The U.S. is falling behind on same-sex marraige

Brenda Krause

Twelve years ago the Netherlands became the first country to legalize same-sex marriage. Since then, several countries have followed in the same progressive footsteps.

It has been a triumphant decade for LGBT communities all over the world. More recently, Uruguay officially became the twelfth country to legalize same-sex marriage. New Zealand and France followed just days later. This means 14 countries are now ahead of the United States. In fact, according to CNN reporter Caitlin Stark, it wasn’t until 2004 that the first U.S. state legalized same-sex marriage.

Fast forward nine years and 10 states have officially declared legal marriage for same-sex couples. Right now Illinois is working toward becoming the 11th state on the list.

It baffles me that our country, which is supposed to be the land of opportunity with all its freedoms, is trailing behind other countries. Granted, there are still countries in which homosexuality is illegal and is grounds for prosecution. Nonetheless, if any country would legalize same-sex marriage, I would imagine it would be the U.S.

Perhaps this is due to the culture differences. European countries have always seemed to be one step ahead of the U.S. when it comes to social issues.
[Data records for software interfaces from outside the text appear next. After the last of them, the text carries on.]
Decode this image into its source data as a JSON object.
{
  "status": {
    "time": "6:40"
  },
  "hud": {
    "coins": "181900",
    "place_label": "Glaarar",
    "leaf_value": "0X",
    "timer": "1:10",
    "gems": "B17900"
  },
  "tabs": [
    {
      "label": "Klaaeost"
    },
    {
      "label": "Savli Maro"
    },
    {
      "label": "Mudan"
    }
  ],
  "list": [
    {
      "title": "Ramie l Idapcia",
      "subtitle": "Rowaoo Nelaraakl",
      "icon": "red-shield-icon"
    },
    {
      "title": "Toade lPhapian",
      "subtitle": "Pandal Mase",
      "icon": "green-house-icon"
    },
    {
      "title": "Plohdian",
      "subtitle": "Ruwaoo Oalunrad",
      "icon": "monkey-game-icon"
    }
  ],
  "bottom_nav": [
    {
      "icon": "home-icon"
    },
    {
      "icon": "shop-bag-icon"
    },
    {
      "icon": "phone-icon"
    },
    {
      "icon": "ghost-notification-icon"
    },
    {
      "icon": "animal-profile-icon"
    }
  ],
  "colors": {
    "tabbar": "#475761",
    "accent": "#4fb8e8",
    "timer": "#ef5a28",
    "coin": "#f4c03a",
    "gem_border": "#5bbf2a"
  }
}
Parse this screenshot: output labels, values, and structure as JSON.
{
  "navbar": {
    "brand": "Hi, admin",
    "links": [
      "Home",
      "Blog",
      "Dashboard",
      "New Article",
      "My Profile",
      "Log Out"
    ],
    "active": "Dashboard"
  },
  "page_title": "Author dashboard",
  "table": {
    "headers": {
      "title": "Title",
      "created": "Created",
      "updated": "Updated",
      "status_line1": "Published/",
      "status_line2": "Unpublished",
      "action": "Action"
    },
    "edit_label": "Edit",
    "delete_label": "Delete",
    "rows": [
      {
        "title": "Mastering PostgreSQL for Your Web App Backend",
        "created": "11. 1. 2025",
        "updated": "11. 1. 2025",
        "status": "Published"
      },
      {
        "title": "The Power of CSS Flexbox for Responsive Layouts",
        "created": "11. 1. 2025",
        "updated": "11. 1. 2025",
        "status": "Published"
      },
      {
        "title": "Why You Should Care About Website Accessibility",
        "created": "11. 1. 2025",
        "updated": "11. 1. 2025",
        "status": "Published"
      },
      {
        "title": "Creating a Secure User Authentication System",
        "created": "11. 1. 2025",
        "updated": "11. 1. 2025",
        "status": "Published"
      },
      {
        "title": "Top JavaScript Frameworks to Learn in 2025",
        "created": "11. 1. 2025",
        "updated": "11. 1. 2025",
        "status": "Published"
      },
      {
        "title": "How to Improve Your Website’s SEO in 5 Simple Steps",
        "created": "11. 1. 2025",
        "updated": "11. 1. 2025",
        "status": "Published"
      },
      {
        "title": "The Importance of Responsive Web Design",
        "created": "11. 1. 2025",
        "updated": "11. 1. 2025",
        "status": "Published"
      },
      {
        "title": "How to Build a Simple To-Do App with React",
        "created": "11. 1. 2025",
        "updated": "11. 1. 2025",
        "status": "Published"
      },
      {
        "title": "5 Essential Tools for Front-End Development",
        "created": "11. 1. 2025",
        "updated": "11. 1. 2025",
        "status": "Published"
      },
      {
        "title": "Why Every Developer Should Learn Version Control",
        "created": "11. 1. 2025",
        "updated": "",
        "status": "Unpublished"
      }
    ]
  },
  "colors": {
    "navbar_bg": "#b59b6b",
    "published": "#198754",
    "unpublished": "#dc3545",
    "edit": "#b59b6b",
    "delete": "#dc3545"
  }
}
Problems we deem to be taboo are the everyday norm for Europeans.

Another potential reason could be the deeply rooted religious beliefs many Americans hold.

“The U.S. is an exceedingly religious country,” said junior mathmatics major Timothy Kolanko. “This fact, coupled with lack of visibility of the LGBT community, had led to a slow but ever-increasing acceptance of LGBT rights and full marriage equality.”

Several groups, including the Westboro Baptist Church, have outwardly demonstrated their negative feelings toward homosexual individuals, and they do not appear to be backing down any time soon.

Regardless, our country has certainly made progressive strides in social issues. The Civil Rights Movement is a prime example. Nearly 50 years ago, the African American community fought against the segregated, racist societal norms to gain their basic human rights. When the smoke subsided, the group was victorious in their conquests, and finally progress was made. Of course, there is still distance to achieve total equality, but their brave ancestors have paved the way for that to even be a possibility. The Gay Rights Movement is essentially the Civil Rights Movement of the 21st century. It is a minority group seeking out its natural rights.

It is my belief, based on historic and current trend, that same-sex marriage will eventually become fully legalized in the U.S. Whether the population is in agreement or not is irrelevant. If history has taught us anything, it’s that our country, when ready, evolves and moves into the future.